[Opening Source records section]

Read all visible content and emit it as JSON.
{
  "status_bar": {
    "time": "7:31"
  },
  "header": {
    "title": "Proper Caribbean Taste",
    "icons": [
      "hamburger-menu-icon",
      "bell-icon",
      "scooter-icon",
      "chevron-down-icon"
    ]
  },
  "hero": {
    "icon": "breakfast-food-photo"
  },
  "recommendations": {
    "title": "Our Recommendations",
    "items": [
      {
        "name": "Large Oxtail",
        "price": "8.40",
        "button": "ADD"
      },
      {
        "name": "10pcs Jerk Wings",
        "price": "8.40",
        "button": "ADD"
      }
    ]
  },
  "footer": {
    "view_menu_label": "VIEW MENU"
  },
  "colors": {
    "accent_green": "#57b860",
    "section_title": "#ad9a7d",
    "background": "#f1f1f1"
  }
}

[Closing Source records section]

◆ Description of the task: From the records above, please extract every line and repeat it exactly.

◆ Output for this task:
Read all visible content and emit it as JSON.
{
  "status_bar": {
    "time": "7:31"
  },
  "header": {
    "title": "Proper Caribbean Taste",
    "icons": [
      "hamburger-menu-icon",
      "bell-icon",
      "scooter-icon",
      "chevron-down-icon"
    ]
  },
  "hero": {
    "icon": "breakfast-food-photo"
  },
  "recommendations": {
    "title": "Our Recommendations",
    "items": [
      {
        "name": "Large Oxtail",
        "price": "8.40",
        "button": "ADD"
      },
      {
        "name": "10pcs Jerk Wings",
        "price": "8.40",
        "button": "ADD"
      }
    ]
  },
  "footer": {
    "view_menu_label": "VIEW MENU"
  },
  "colors": {
    "accent_green": "#57b860",
    "section_title": "#ad9a7d",
    "background": "#f1f1f1"
  }
}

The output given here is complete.